* **WHAT YOU NEED TO DO**:
From the entries, copy each line that includes "answer".

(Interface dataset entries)
-------------------------

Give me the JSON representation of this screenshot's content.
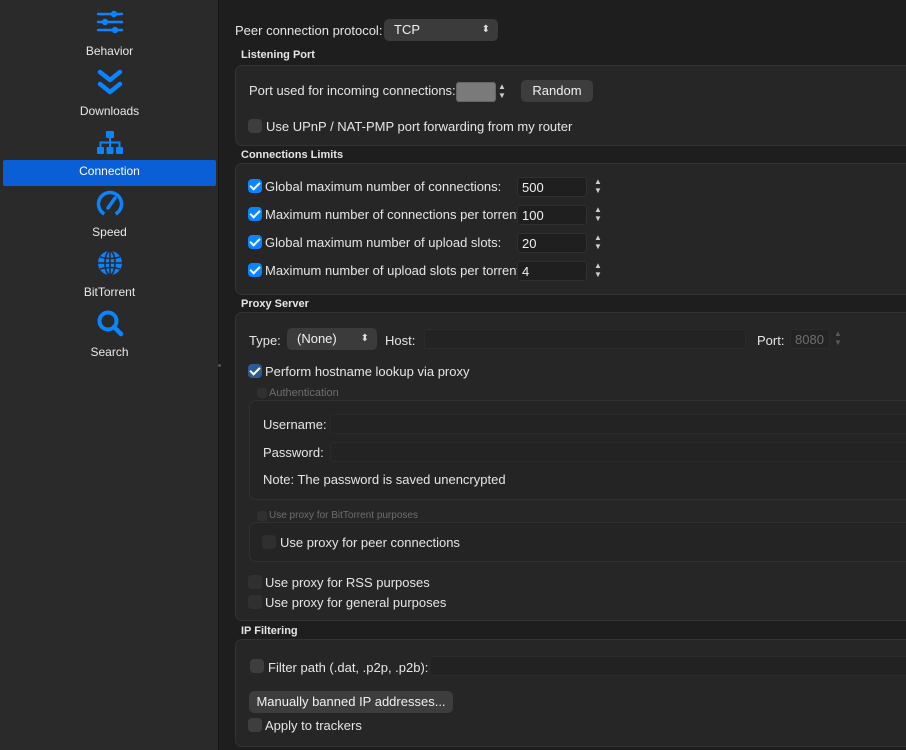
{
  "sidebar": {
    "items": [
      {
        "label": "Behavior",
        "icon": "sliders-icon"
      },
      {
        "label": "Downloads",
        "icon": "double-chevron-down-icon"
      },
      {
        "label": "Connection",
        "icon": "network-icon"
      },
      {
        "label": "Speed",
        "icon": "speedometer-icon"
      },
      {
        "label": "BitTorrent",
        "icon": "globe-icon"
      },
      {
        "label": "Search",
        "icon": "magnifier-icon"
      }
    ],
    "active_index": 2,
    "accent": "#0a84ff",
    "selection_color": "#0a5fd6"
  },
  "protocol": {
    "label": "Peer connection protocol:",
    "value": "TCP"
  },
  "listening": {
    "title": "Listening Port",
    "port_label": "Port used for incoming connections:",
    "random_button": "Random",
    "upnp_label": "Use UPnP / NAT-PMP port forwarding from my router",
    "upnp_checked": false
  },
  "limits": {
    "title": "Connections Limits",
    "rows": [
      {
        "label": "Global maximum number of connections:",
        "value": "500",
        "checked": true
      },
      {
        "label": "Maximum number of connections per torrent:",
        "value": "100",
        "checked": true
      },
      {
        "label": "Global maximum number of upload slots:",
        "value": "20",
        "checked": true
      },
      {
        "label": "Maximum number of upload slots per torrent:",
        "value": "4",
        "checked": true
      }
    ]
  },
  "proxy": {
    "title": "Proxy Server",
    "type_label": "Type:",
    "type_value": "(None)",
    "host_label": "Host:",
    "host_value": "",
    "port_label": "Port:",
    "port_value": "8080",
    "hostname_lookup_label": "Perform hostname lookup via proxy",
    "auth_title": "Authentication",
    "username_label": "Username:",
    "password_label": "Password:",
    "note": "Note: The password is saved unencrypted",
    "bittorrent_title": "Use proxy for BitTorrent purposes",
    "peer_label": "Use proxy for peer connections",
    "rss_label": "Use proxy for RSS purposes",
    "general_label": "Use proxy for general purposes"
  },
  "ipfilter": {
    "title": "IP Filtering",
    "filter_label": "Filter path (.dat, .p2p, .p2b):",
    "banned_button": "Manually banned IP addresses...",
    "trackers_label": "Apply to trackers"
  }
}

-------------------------

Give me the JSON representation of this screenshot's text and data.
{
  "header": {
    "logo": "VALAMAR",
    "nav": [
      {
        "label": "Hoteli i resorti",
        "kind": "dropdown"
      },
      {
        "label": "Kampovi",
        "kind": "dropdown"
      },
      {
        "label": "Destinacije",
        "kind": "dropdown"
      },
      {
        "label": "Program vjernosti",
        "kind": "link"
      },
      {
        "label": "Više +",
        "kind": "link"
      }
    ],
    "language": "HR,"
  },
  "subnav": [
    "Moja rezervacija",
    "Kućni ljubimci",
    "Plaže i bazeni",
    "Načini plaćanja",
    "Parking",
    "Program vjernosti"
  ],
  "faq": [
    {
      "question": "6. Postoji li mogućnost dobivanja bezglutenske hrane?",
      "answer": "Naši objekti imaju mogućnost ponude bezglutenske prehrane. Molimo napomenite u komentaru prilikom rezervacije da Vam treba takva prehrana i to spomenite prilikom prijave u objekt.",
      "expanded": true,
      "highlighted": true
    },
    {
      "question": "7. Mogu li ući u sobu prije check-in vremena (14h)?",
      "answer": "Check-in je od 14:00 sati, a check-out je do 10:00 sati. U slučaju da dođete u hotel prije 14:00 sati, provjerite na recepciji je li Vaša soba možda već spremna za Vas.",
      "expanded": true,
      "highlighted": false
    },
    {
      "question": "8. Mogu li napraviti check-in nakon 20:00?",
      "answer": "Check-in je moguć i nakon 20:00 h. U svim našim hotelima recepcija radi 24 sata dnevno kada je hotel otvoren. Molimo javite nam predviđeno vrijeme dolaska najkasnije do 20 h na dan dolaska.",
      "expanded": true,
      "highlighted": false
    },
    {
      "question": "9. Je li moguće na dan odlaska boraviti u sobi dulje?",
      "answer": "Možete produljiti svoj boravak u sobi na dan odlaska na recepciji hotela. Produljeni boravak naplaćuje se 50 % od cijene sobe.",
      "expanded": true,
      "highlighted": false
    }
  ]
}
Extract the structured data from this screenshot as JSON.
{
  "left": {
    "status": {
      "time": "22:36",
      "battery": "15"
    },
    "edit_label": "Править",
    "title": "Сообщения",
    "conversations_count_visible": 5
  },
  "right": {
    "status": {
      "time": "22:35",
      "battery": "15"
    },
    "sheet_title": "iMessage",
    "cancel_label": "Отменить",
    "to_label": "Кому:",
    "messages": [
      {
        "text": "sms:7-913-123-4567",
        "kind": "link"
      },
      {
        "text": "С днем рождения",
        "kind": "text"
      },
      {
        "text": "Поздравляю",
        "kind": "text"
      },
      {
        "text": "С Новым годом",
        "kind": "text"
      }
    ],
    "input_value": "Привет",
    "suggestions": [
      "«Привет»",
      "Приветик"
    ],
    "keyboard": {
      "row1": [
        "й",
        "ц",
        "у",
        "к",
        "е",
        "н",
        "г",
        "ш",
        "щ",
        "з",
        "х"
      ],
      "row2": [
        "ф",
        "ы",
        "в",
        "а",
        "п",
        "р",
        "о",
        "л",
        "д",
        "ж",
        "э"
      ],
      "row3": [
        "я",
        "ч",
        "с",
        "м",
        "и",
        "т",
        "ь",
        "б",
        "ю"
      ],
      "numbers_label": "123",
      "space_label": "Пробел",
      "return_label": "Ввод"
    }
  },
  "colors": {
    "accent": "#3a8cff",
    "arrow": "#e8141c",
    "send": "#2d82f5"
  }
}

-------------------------

* **PROBLEM SOLUTION**:
      "answer": "Naši objekti imaju mogućnost ponude bezglutenske prehrane. Molimo napomenite u komentaru prilikom rezervacije da Vam treba takva prehrana i to spomenite prilikom prijave u objekt.",
      "answer": "Check-in je od 14:00 sati, a check-out je do 10:00 sati. U slučaju da dođete u hotel prije 14:00 sati, provjerite na recepciji je li Vaša soba možda već spremna za Vas.",
      "answer": "Check-in je moguć i nakon 20:00 h. U svim našim hotelima recepcija radi 24 sata dnevno kada je hotel otvoren. Molimo javite nam predviđeno vrijeme dolaska najkasnije do 20 h na dan dolaska.",
      "answer": "Možete produljiti svoj boravak u sobi na dan odlaska na recepciji hotela. Produljeni boravak naplaćuje se 50 % od cijene sobe.",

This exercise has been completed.